The Rock of Ages is set on the famous Sunset Strip in California. The musical focuses around the characters of the Hollywood bar/night club The Bourbon Room. It faces demolition when a big-whig developer and his son come in and plan to substitute the “drugs, sex, and rock and roll” lifestyle of the strip for a cleaner, efficient way of life. The Bourbon Room crew fights back trying to raise enough money to save its establishment, which nurtures young, up-and-coming rockers. Intertwined with the Bourbon Room story is the rollercoaster love story involving wannabe rocker Drew, played by Dominique Scott, and small-town actress hopeful Sherrie, played by Shannon Mullen. These two and the cast melt faces and hearts with their roof raising hits from ’80s legends such as Journey and Pat Benatar.
The energetic and colorful cast encompasses all the stereotypes that audiences would expect in a musical set on the legendary Sunset Strip in the ’80s. Character types range from the washed up rock star, the actress wannabe, the undiscovered rockstar, the vulgar barkeep, the Berkeley activist and the outdated hippie owner. Let’s face it, no ’80s musical would be complete without the ever-present doting groupies.
The focus couple captures the hearts of the audience with love-struck ballads and awkward teenage interactions after their initial meeting in The Bourbon Room. The narrator of the show, the vulgar Lonny, played by Justin Colombo, highlights the awkward moments — whether he’s a welcome interruption or not — to the young lovers. He connects with the audience with comments on individual audience members. His vulgar dialogue fits right in, and he is a shining beacon of humor ringing throughout the play.
If the cast wasn’t enough to capture the audience’s attention, the bright, flashy lights and overcrowded manner of the set would be enough to get the job done. The big signs looming over the entire set scream of Sunset Boulevard. They take the audience to warmer weather and life in the fast lane, strippers and sleazy producers included. Emblems of “drugs, sex and rock and roll” appeared everywhere. The Bourbon Room walls are covered with guitars, records and beer signs. What more can be asked from a bar giving young rockers their start?
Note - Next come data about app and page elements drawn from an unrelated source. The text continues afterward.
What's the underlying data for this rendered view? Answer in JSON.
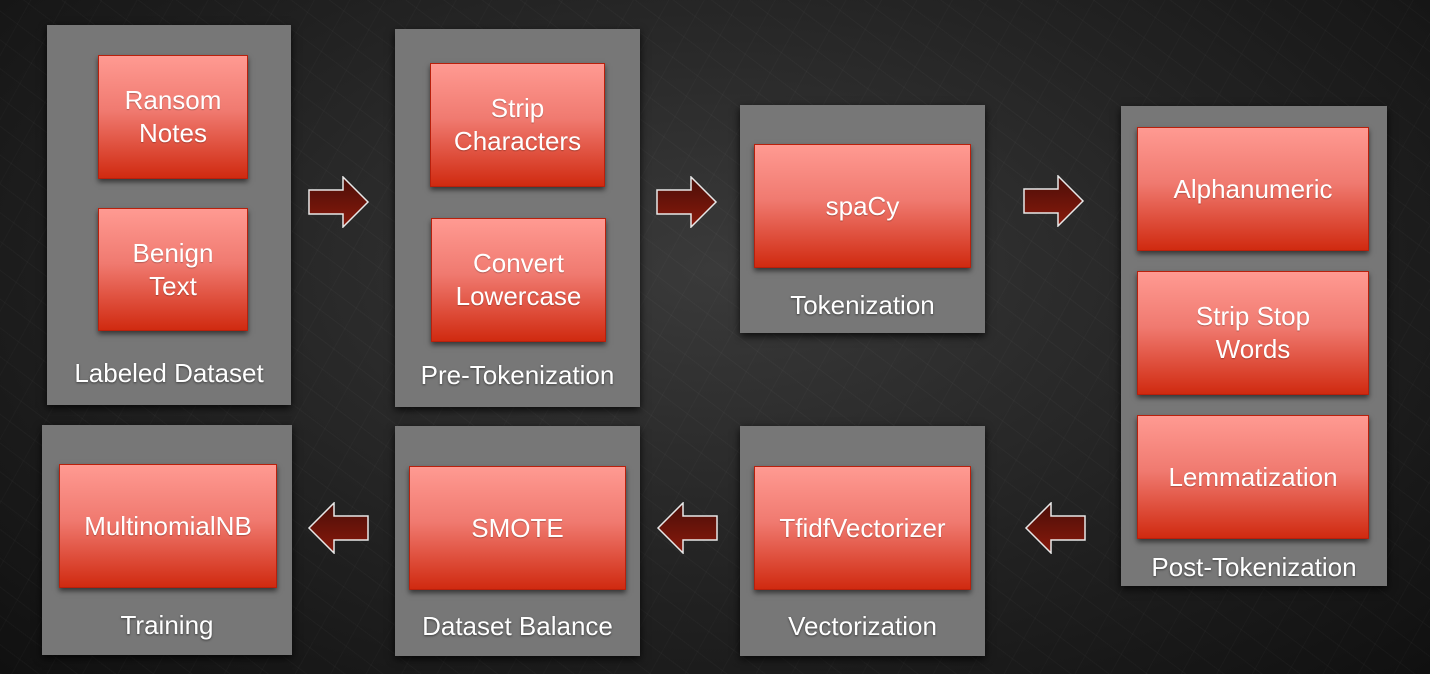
{
  "diagram": {
    "panels": [
      {
        "id": "labeled-dataset",
        "label": "Labeled Dataset",
        "steps": [
          "Ransom\nNotes",
          "Benign\nText"
        ]
      },
      {
        "id": "pre-tokenization",
        "label": "Pre-Tokenization",
        "steps": [
          "Strip\nCharacters",
          "Convert\nLowercase"
        ]
      },
      {
        "id": "tokenization",
        "label": "Tokenization",
        "steps": [
          "spaCy"
        ]
      },
      {
        "id": "post-tokenization",
        "label": "Post-Tokenization",
        "steps": [
          "Alphanumeric",
          "Strip Stop\nWords",
          "Lemmatization"
        ]
      },
      {
        "id": "vectorization",
        "label": "Vectorization",
        "steps": [
          "TfidfVectorizer"
        ]
      },
      {
        "id": "dataset-balance",
        "label": "Dataset Balance",
        "steps": [
          "SMOTE"
        ]
      },
      {
        "id": "training",
        "label": "Training",
        "steps": [
          "MultinomialNB"
        ]
      }
    ],
    "arrows": [
      {
        "from": "labeled-dataset",
        "to": "pre-tokenization",
        "direction": "right"
      },
      {
        "from": "pre-tokenization",
        "to": "tokenization",
        "direction": "right"
      },
      {
        "from": "tokenization",
        "to": "post-tokenization",
        "direction": "right"
      },
      {
        "from": "post-tokenization",
        "to": "vectorization",
        "direction": "left"
      },
      {
        "from": "vectorization",
        "to": "dataset-balance",
        "direction": "left"
      },
      {
        "from": "dataset-balance",
        "to": "training",
        "direction": "left"
      }
    ],
    "colors": {
      "panel": "#777777",
      "step_top": "#ff9a92",
      "step_bottom": "#d02a10",
      "arrow_top": "#4a0e08",
      "arrow_bottom": "#8a1a0c",
      "arrow_outline": "#e8e8e8",
      "text": "#ffffff"
    }
  }
}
Not to mention the ever-present “house” band that’s ever present at the back of the stage riffing up a storm and keeping with the rocker mood. More than once they left this writer wishing she had a lighter in her purse.
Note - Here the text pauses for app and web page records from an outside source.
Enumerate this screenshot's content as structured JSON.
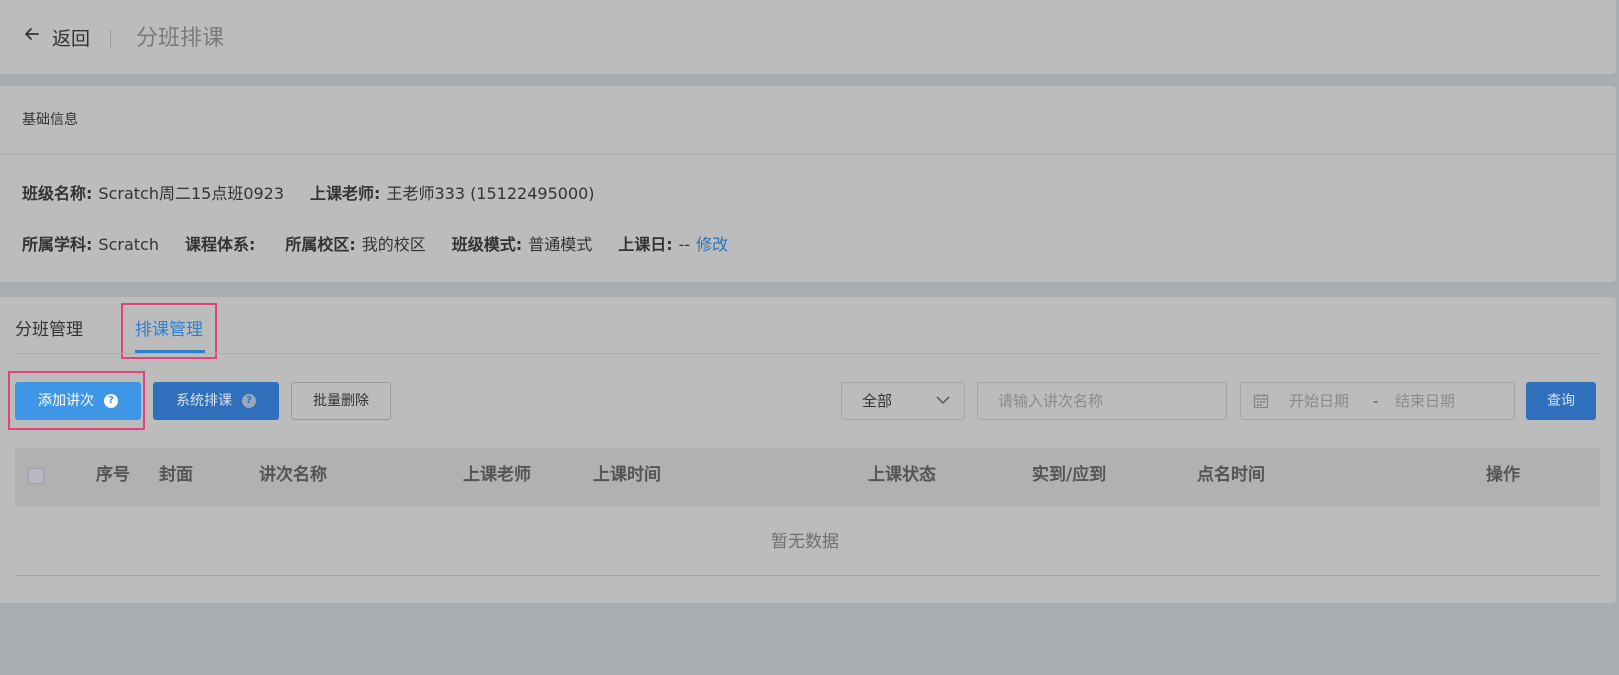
{
  "header": {
    "back_label": "返回",
    "title": "分班排课"
  },
  "info": {
    "title": "基础信息",
    "class_name_label": "班级名称:",
    "class_name_value": "Scratch周二15点班0923",
    "teacher_label": "上课老师:",
    "teacher_value": "王老师333 (15122495000)",
    "subject_label": "所属学科:",
    "subject_value": "Scratch",
    "course_system_label": "课程体系:",
    "campus_label": "所属校区:",
    "campus_value": "我的校区",
    "mode_label": "班级模式:",
    "mode_value": "普通模式",
    "class_day_label": "上课日:",
    "class_day_value": "--",
    "edit_link": "修改"
  },
  "tabs": {
    "items": [
      {
        "label": "分班管理",
        "active": false
      },
      {
        "label": "排课管理",
        "active": true
      }
    ]
  },
  "toolbar": {
    "add_lesson_label": "添加讲次",
    "system_schedule_label": "系统排课",
    "help_glyph": "?",
    "batch_delete_label": "批量删除",
    "status_select_value": "全部",
    "search_placeholder": "请输入讲次名称",
    "start_date_placeholder": "开始日期",
    "date_separator": "-",
    "end_date_placeholder": "结束日期",
    "query_label": "查询"
  },
  "table": {
    "columns": [
      "序号",
      "封面",
      "讲次名称",
      "上课老师",
      "上课时间",
      "上课状态",
      "实到/应到",
      "点名时间",
      "操作"
    ],
    "empty_text": "暂无数据"
  },
  "colors": {
    "primary": "#3f96e6",
    "primary_dark": "#2f6fbc",
    "highlight_border": "#e0437d",
    "link": "#2a73b6",
    "overlay_bg": "#a9acb0"
  },
  "icons": {
    "back": "arrow-left-icon",
    "help": "question-circle-icon",
    "dropdown": "chevron-down-icon",
    "calendar": "calendar-icon"
  }
}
The ’80s hits featured in the show are expertly crafted and paired to fit the tensions and triumphs onstage. The cast members hit jaw-dropping notes and hold them long enough to make Christina Aguilera proud. No one can can forget the Venus Club owner’s high note, straight from from the heart of soul, in the rendition of “Harden my Heart/ Shadows of the Night.”
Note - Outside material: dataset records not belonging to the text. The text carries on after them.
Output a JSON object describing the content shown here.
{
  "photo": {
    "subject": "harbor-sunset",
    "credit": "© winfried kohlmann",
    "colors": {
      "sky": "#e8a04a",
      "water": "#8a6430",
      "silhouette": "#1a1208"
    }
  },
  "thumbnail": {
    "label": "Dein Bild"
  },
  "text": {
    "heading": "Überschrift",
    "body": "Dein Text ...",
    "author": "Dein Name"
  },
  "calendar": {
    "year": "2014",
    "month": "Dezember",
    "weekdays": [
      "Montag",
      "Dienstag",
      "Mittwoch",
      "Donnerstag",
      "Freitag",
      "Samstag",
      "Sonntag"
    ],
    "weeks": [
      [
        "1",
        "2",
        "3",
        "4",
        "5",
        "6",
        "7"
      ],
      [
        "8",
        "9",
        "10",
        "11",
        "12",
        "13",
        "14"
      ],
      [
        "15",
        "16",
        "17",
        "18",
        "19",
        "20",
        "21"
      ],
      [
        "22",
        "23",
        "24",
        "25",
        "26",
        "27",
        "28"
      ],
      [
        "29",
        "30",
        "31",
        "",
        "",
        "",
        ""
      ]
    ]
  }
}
Later she says she came out to LA to be a soul singer. Well, no kidding: A single note drew an uproarious round of applause from the audience before the song was even over.
The face-melting guitar paired with the dazzling light show is overwhelmingly reminiscent of rock shows. You’ll feel like you were born in the wrong decade after experiencing the sparkle and debauchery of these rock songs.
Scantily clad strippers and groupies, starry-eyed youth, rock stars and evil German developers come together in the finale with a rendition of “Don’t Stop Believin” that brings the audience to their feet. Everyone in the hall was dancing in their seat. Most were belting out every word right along with the cast. After all, who doesn’t love a sing-along to send the crowd off with a bang of glam and sparkle? The musical finishes with a satisfying happy ending with everything in its rightful place. The hippie owner of The Bourbon Room, played by Matt Ban, has a surprise ending. The finale left rock fans screaming like any great rock show finale.
Crass, vulgar and wonderful, The Rock of Ages is engaging and leaves audience members with ringing ears and stars in their eyes. After all, they “ain’t lookin’ for nothing but a good time,” and Rock of Ages delivers.